Consistency is the name of the game here, Terry – I know there are some WRs we draft with the idea that we are drafting for that high ceiling, that “knock it out of the park” guy. But you were never him. All I ever wanted was someone solid and dependable. A classic Bobby Trees circa 2019 kind of guy. Not super flashy, but reliable, and you know he will get you about 13 fantasy points a week as well as get you home in time for curfew. Without the massive ups and downs that you brought to the table – those one- and two-point weeks. Those are hard to come back from Terry. You finished the 2021 season as WR25, again not horrendous, but nowhere near valuable enough to cover the draft capital invested in you. The fact that your successful weeks were so vastly different from your unsuccessful weeks made me hold on to you on my roster much longer than I should have. Your best finish in 2021 was WR3, and your worst finish was WR100. I have difficulty staying in a relationship with a player so inconsistent.
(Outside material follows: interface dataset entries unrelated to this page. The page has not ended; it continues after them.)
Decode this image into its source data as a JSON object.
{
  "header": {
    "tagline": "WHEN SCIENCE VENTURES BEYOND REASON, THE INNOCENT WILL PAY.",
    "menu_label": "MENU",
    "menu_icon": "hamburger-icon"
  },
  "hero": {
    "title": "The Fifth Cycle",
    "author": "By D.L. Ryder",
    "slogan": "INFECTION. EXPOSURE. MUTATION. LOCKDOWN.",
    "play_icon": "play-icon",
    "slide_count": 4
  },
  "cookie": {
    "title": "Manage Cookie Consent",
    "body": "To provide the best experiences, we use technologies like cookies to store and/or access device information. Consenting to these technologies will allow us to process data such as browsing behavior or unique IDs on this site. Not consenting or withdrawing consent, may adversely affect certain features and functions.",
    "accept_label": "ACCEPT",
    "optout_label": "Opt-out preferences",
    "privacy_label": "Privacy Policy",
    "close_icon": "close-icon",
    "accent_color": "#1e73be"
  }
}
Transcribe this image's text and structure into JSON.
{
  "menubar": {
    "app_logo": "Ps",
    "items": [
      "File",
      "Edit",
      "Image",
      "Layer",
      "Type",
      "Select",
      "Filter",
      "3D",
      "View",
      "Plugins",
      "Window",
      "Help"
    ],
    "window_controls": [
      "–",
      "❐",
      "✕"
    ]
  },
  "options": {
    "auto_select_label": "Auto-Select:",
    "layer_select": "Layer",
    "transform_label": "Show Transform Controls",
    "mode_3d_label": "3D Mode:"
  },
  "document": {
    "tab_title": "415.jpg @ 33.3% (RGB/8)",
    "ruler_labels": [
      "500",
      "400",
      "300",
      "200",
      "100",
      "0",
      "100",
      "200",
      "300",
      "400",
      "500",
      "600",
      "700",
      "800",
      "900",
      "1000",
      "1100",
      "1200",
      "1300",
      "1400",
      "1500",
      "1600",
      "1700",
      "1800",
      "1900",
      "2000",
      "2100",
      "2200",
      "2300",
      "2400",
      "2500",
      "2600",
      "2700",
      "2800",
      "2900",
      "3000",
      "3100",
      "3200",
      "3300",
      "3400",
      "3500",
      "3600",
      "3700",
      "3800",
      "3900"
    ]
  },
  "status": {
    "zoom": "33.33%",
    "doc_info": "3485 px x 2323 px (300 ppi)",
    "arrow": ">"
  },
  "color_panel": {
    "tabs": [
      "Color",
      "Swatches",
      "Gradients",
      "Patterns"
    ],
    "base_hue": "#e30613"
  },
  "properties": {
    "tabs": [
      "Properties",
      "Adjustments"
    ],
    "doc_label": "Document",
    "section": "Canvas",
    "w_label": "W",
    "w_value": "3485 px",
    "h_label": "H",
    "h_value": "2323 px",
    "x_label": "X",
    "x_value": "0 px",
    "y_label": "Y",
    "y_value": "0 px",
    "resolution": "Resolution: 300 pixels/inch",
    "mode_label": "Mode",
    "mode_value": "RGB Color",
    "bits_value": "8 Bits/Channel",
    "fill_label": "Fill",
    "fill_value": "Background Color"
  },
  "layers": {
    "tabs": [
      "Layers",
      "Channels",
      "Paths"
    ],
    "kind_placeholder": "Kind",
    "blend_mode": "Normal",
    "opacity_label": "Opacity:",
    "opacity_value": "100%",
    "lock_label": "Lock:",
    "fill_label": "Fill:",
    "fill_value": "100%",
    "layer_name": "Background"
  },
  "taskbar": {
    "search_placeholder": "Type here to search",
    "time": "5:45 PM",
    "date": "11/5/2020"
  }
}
Now we find ourselves here, Terry. You are heading into your fourth season with the (now) Washington Commanders once again as their presumed WR1. You will have a new QB in Carson Wentz and various rookies that could steal some targets from you in Jahan Dotson and Brian Robinson. It is a contract year for you, and I do not know what to think of you this season. I don’t know if the addition of Wentz gives me optimism for you – sure, the varsity jacket in mustard yellow is visually appealing, but what’s underneath? Wentz was ranked 14th in PFF’s QB NFL passer rating in 2021, which is average, and an average QB is not what I want for you, Terry. Unfortunately, Wentz encountered pressure frequently, even with the solid offensive line he had protecting him in Indy. He was second only to Kirk Cousins when it came to the frequency of him getting hit while throwing. His adjusted completion percentage was close to the bottom of the barrel for starting QBs; only Baker Mayfield, Zach Wilson, and Justin Fields performed worse. Terry, these stats do not make me feel more inclined to draft you in 2022.
But I might be wrong. Wentz did throw more TDs than your 2021 QB Taylor Heinicke did last year, and he also had half as many interceptions. Wentz was also more successful at connecting on big-time throws than Heinicke so perhaps you will have more chances to catch those deep TDs in 2022. Despite some questionable statistics, Wentz loves to force-feed his primary receiver; Pitty City received over 25% of Indy’s total targets in 2021, which translated into Pittman finishing as WR21. Could the primary receiving target love affair with Wentz continue in Washington? That could bode well for you. In addition, Wentz speaks highly of you, remembering playing against you in your first NFL game, mentioning that you were “different” and he would love to throw the ball to you one day.
As we head into the 2022 season, that day is here. Shall we give it one more go, Terry? A romance for the ages, perhaps? All I am asking for is some consistency and a few more TDs. See you on the other side, hopefully with a fantasy championship and your name on my roster.